■ **Task directions**
Lines with the word "title" are the answer; copy each of them from the data below.
(Records supplied begins)
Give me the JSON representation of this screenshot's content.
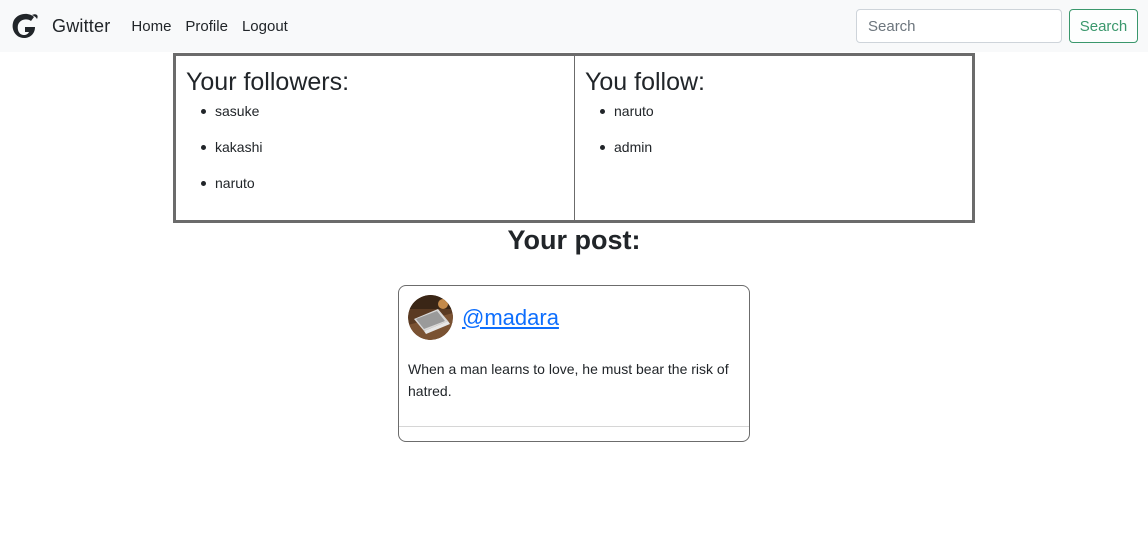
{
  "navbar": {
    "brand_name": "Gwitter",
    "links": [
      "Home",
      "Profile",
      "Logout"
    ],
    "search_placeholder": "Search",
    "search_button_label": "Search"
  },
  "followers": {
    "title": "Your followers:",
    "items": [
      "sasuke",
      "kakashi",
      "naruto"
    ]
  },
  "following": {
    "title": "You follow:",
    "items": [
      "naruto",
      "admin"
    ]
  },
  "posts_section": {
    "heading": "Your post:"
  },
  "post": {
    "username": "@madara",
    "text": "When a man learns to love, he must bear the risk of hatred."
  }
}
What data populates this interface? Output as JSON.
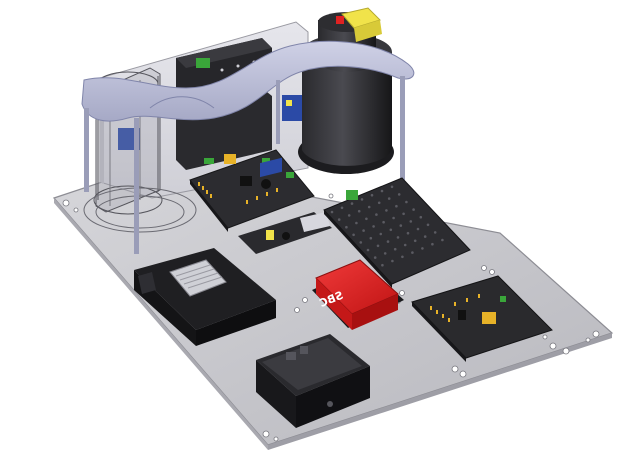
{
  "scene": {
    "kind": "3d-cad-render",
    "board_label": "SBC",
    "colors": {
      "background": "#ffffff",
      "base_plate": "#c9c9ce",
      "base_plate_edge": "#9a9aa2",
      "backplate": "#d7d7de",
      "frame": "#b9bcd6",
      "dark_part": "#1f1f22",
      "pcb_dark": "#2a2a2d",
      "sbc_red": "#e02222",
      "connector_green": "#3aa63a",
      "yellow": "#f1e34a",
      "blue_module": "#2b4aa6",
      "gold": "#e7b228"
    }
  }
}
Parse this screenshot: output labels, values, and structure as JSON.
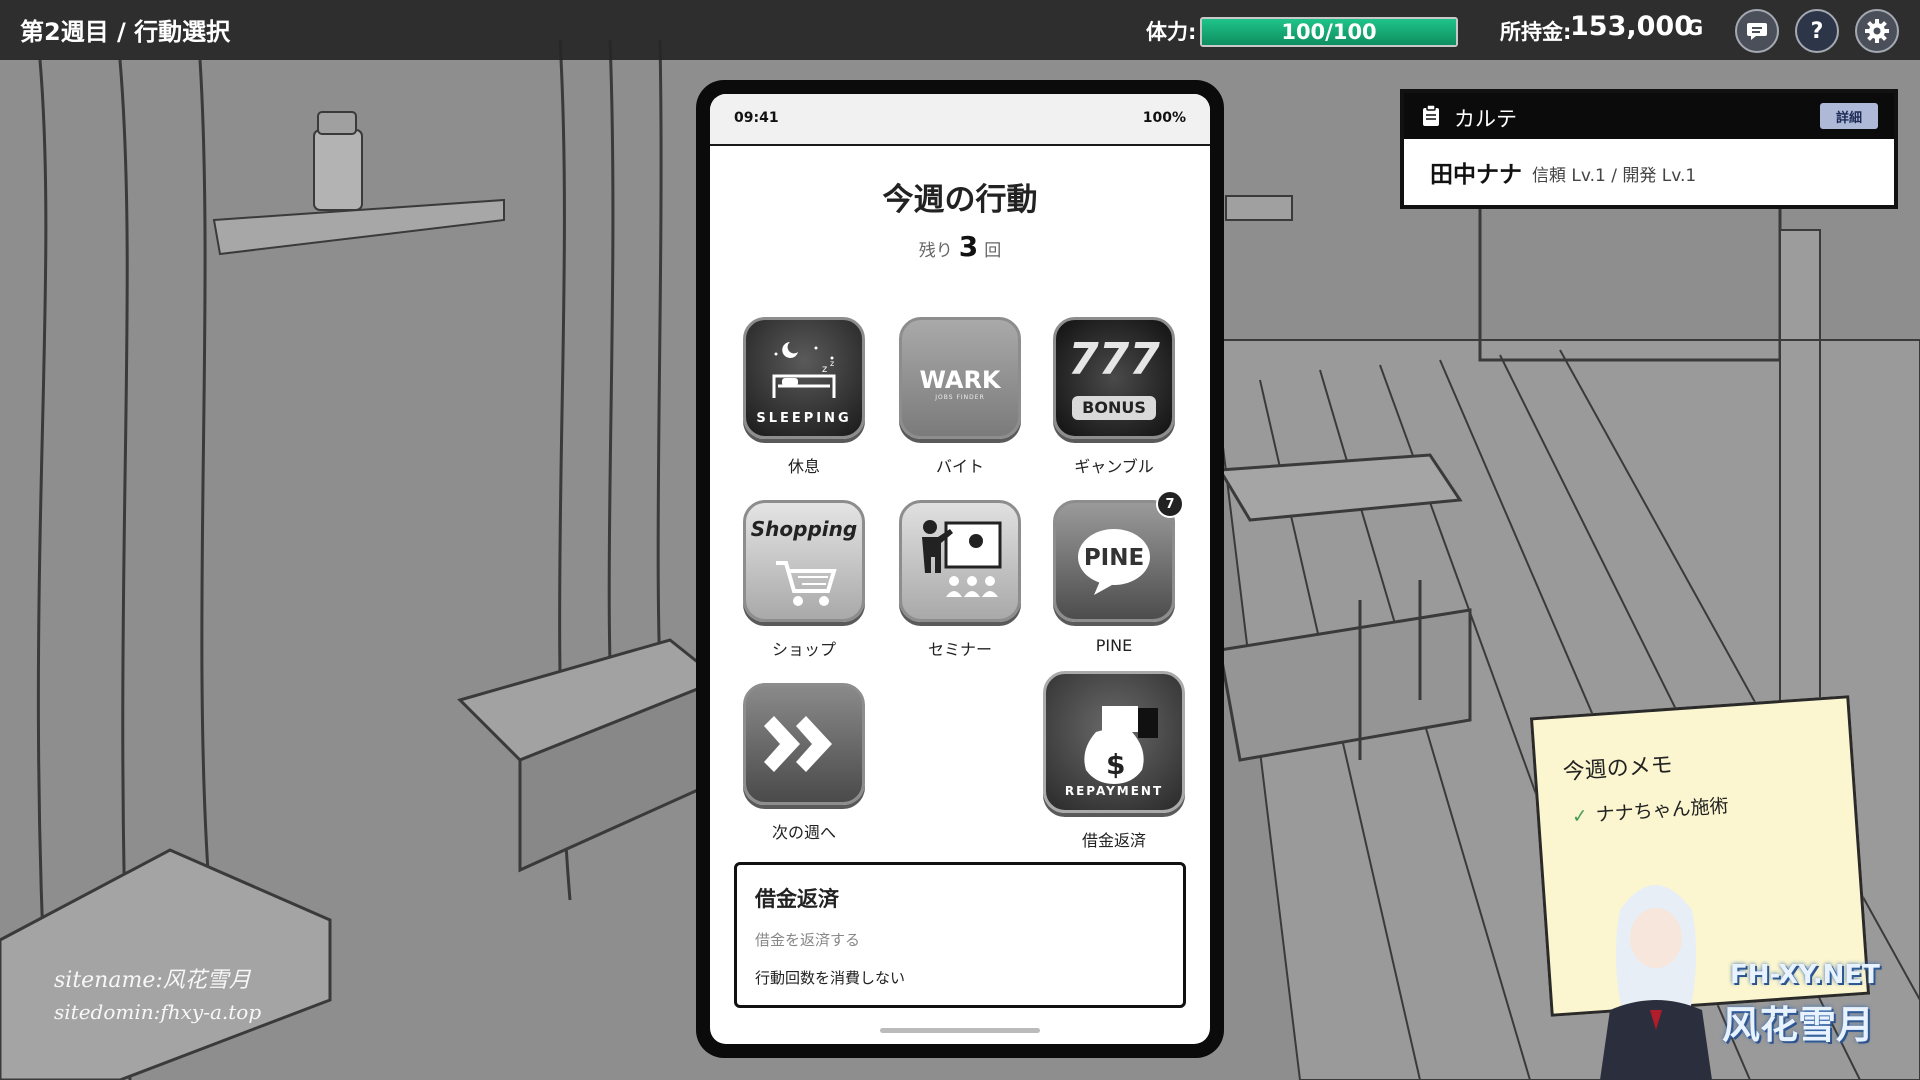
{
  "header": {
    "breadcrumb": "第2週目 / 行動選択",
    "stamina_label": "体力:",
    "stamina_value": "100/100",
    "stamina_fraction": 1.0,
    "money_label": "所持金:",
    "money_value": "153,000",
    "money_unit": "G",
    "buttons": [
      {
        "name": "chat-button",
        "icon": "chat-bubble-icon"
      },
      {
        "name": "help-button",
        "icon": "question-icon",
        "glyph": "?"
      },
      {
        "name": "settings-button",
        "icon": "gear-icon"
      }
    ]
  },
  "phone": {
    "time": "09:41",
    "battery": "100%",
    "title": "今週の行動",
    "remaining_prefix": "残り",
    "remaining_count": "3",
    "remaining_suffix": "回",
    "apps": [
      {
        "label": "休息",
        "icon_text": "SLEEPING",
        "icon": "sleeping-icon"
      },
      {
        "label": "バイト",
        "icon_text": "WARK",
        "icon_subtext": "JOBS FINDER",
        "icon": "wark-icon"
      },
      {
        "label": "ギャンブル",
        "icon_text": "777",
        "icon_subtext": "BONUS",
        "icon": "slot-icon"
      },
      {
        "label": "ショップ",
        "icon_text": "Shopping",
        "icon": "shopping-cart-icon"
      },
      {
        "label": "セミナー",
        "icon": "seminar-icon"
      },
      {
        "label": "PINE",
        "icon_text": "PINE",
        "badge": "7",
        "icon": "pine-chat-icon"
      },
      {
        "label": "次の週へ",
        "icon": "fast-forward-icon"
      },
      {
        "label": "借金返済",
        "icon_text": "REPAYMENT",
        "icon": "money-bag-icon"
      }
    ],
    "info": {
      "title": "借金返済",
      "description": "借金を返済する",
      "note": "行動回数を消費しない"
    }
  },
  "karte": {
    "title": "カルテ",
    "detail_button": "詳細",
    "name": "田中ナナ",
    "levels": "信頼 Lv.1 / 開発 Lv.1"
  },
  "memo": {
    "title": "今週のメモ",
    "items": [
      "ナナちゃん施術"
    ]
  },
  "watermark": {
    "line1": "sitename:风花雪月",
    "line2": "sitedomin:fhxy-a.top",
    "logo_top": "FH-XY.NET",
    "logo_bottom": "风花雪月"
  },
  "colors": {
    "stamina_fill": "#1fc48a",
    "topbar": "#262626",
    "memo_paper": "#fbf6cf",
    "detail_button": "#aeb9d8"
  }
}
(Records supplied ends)
■ **Exercise result**
    "title": "Your followers:",
    "title": "You follow:",
    "title": "今週の行動",
      "title": "借金返済",
    "title": "カルテ",
    "title": "今週のメモ",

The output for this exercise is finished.